[[ Raw data open ]]

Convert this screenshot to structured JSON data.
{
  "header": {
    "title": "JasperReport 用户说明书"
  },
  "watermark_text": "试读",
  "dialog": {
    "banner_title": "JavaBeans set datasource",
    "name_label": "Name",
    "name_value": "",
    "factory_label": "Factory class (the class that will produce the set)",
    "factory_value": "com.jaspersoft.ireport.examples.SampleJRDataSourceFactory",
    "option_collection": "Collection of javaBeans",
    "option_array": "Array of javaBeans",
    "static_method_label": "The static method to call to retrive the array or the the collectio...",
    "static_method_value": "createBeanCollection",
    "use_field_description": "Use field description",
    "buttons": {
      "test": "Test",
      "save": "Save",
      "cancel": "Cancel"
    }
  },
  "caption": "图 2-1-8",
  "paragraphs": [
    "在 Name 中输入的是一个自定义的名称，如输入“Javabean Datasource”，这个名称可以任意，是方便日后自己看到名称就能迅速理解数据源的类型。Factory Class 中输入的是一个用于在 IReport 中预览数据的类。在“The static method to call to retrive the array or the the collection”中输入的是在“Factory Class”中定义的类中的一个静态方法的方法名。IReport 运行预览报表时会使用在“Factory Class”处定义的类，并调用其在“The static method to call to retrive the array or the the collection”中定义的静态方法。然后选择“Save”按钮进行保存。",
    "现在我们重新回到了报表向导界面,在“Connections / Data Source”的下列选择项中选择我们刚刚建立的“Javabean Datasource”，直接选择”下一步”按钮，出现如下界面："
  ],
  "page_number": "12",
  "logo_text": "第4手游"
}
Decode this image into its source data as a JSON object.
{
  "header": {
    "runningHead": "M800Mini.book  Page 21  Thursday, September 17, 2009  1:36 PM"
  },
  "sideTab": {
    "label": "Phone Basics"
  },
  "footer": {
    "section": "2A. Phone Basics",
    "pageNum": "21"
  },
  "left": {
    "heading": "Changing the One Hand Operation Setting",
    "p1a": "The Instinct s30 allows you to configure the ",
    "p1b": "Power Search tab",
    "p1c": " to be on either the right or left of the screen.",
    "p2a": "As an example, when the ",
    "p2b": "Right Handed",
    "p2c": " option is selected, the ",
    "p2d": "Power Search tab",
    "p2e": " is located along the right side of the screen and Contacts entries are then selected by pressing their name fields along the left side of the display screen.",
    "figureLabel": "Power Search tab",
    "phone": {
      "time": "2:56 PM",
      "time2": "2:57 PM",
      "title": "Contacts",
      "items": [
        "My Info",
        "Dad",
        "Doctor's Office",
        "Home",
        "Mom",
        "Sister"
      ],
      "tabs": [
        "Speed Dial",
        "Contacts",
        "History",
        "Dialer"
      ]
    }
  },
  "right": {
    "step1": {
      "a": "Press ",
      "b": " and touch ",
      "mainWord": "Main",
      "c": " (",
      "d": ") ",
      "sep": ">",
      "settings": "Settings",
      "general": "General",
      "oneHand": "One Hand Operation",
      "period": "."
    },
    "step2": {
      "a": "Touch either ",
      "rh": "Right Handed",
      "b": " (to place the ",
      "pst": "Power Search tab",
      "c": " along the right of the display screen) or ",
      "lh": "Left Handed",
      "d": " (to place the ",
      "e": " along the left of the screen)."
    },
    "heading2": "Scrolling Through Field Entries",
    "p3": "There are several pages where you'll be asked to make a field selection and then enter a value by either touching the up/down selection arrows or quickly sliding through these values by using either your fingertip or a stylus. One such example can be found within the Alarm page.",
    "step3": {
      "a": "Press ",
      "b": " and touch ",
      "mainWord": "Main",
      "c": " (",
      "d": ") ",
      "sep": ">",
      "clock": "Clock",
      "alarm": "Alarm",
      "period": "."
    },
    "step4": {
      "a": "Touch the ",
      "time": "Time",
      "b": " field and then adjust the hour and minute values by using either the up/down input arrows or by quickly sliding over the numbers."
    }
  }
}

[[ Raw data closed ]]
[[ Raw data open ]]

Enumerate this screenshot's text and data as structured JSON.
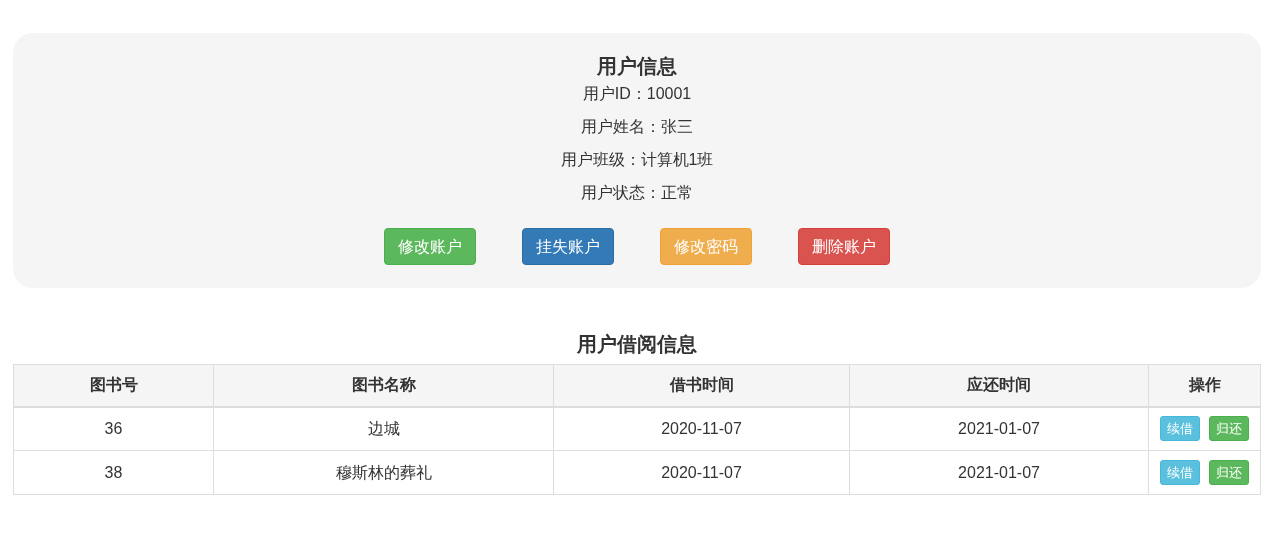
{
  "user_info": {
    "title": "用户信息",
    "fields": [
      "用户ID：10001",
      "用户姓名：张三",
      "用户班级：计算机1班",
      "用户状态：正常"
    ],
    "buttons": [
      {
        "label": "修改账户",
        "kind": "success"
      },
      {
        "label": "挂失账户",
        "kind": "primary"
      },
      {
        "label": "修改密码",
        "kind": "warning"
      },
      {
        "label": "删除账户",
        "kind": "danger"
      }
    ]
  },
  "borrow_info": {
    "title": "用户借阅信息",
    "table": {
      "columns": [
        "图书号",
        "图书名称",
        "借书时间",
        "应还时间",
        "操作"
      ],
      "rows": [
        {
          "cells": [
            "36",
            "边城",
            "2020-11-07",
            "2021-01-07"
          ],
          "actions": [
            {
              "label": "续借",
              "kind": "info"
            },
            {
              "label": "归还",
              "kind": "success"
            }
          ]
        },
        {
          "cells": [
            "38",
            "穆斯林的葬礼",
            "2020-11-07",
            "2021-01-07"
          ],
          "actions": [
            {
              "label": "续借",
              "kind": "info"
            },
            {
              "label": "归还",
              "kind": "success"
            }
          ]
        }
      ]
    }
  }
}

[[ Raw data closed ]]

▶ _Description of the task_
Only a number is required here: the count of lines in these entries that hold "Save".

▶ _Your response_
2